But when it came to doing his job, he was all business.

As co-chair of the Joint Higher Education Appropriations Committee, Urquhart sponsored legislation to change the way institutions of higher learning are funded.

Instead of the traditional growth-based funding — throwing dollars at colleges and universities to cover their student-body growth — the formula was changed to performance based funding in which institutions with the best student outcomes, like graduation rates and academic advancement of minority students would be rewarded with more resources.

"It doesn't do any good to keep funding growth if only 20 percent of the students graduate," Urquhart said in a recent interview.

He also guided through more stringent math requirements in public schools to better prepare students for college.

Urquhart received accolades for those achievements, but he wasn't without controversy, often daring to go where Utah conservatives rarely were willing to tread.

Urquhart worked tirelessly to pass an anti-discrimination bill that protected gays and lesbians from housing and employment discrimination, a cause not too popular in his conservative Washington County Senate district. But while he attracted some scorn for that stand from a number of constituents, he believes he still could have won re-election because he stood with their values on many other issues. He also helped pass a companion bill designed to respect religious liberties while protecting the rights of the LGBT community.

Urquhart was less successful in another controversial endeavor that offended the sensibilities of the more righteous-minded of the GOP base.

He tried to pass through a clarification in the sex education laws to make it clear to public school teachers they could discuss contraception and other birth control measures in class.
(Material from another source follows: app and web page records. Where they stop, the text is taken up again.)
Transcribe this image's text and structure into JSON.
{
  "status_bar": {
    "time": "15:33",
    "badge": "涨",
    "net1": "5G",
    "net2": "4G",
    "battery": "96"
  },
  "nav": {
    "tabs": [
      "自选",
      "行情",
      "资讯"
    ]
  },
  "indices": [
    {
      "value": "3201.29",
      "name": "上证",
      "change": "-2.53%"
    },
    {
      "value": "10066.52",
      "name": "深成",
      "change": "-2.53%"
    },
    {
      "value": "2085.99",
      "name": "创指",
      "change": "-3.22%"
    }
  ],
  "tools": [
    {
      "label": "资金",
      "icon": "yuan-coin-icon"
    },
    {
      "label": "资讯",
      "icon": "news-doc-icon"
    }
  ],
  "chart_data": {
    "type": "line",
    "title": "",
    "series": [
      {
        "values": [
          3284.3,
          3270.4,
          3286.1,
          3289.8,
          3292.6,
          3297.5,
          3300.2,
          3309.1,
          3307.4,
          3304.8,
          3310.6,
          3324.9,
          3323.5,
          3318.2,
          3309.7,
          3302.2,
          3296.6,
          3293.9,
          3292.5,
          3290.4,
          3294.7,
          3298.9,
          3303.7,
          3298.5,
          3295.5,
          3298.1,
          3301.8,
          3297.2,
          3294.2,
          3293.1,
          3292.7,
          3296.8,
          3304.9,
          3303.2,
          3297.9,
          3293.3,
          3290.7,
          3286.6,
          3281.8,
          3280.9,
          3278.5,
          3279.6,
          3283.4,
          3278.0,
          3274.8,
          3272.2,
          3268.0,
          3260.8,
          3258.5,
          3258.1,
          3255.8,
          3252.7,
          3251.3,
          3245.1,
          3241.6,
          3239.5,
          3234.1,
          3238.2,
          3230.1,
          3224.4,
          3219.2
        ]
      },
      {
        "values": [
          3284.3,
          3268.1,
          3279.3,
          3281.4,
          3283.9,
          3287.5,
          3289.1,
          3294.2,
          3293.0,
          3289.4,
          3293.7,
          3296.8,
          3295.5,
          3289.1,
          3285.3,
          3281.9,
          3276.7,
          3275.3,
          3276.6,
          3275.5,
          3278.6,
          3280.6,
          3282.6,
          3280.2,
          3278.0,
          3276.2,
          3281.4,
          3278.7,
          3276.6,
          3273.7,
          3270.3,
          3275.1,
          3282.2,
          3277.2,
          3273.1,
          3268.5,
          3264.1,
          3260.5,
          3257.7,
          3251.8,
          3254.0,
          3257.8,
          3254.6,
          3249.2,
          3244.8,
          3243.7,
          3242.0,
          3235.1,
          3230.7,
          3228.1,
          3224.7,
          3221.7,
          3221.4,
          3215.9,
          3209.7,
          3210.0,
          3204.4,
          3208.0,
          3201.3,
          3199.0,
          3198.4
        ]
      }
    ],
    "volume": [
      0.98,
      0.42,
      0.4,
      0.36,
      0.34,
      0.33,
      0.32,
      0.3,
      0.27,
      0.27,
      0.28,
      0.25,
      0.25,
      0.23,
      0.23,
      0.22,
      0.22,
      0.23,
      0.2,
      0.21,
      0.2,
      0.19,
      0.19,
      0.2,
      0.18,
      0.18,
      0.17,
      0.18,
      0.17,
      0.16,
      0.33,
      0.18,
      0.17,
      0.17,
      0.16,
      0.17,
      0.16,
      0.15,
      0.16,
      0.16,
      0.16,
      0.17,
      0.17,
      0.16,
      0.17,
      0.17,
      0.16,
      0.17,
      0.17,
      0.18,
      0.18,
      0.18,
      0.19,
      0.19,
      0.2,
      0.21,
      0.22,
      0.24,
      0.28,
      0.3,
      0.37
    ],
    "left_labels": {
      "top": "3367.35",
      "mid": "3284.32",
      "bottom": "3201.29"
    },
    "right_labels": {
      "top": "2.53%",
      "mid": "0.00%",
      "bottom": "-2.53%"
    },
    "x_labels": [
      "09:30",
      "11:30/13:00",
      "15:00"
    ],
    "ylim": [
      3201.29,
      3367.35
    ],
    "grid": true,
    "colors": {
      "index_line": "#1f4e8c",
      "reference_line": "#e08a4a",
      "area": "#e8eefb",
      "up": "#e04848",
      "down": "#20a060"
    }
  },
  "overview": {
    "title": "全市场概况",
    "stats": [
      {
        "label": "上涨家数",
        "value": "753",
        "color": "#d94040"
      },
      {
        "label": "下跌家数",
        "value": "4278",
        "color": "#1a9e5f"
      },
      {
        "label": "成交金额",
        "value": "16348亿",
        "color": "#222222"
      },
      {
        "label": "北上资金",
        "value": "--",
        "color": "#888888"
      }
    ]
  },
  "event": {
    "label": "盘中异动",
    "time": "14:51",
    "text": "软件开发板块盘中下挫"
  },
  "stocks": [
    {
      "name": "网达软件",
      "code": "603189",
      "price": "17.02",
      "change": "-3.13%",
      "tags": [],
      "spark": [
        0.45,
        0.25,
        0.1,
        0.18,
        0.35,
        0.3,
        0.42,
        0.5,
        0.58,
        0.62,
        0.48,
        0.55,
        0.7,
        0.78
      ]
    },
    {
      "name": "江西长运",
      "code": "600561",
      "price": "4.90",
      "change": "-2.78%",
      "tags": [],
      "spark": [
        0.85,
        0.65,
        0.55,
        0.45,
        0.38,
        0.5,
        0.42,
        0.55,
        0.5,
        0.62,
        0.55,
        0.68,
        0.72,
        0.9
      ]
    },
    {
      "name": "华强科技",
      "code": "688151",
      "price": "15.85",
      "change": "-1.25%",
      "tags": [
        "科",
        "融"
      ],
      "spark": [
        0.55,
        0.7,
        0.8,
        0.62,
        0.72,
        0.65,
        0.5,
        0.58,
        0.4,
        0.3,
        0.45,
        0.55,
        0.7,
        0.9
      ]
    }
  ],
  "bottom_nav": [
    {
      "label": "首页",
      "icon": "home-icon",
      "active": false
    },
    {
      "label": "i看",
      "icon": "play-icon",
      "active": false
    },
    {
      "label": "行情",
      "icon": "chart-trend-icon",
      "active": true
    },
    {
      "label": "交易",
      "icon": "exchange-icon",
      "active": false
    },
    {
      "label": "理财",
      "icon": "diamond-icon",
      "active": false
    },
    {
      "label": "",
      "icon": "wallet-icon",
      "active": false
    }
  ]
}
His motivation was the increases in sexually transmitted diseases and teen pregnancies in Utah.

But he was met head on by the Utah Eagle Forum and other moral crusaders and the bill went nowhere.

"I couldn't even get a discussion going in committee," he said.

Urquhart likes to point out with a smile that he likely will be best remembered as the only legislator in Utah history who sponsored a bill that later was repealed by a vote of the people.

When he was in he House, Urquhart sponsored the controversial voucher bill that would subsidize private school tuitions with taxpayer money. The bill passed the Legislature and then-Gov. Jon Huntsman Jr. signed it into law, but a petition drive got the repeal measure on the ballot and voters overwhelmingly rejected what the Legislature had done.

Urquhart, while a staunch Republican who stands for strong conservative principles, has not been shy about calling out members of his own party when he has felt it necessary.

He was one of the early critics of former Utah Attorney General Mark Shurtleff, boldly questioning the A.G.'s ethics long before Shurtleff, along with his hand-picked successor John Swallow, faced numerous felony corruption charges.

More recently, when his colleague, Sen. Aaron Osmond, R-South Jordan, was appointed president of the eight-campus Utah College of Applied Technology, Urquhart publicly said he would vote not to confirm Osmond because he didn't think he had the skills. He also questioned how UCAT is run and said reforms were needed.

He also made some enemies in his party when he briefly flirted with the idea of running against veteran U.S. Sen. Orrin Hatch in the 2006 Republican primary.

Urquhart says after retiring from the Legislature he will amp up his law practice and work on a philanthropic project to bring more trained medical care to the African country of Tanzania.

But he's not quite finished at the Legislature.

In this, his last session, he will try to pass an expansion of Utah's hate crimes law that includes gays and lesbians as a protected class. And, he will try to abolish the death penalty in Utah. —

comments powered by Disqus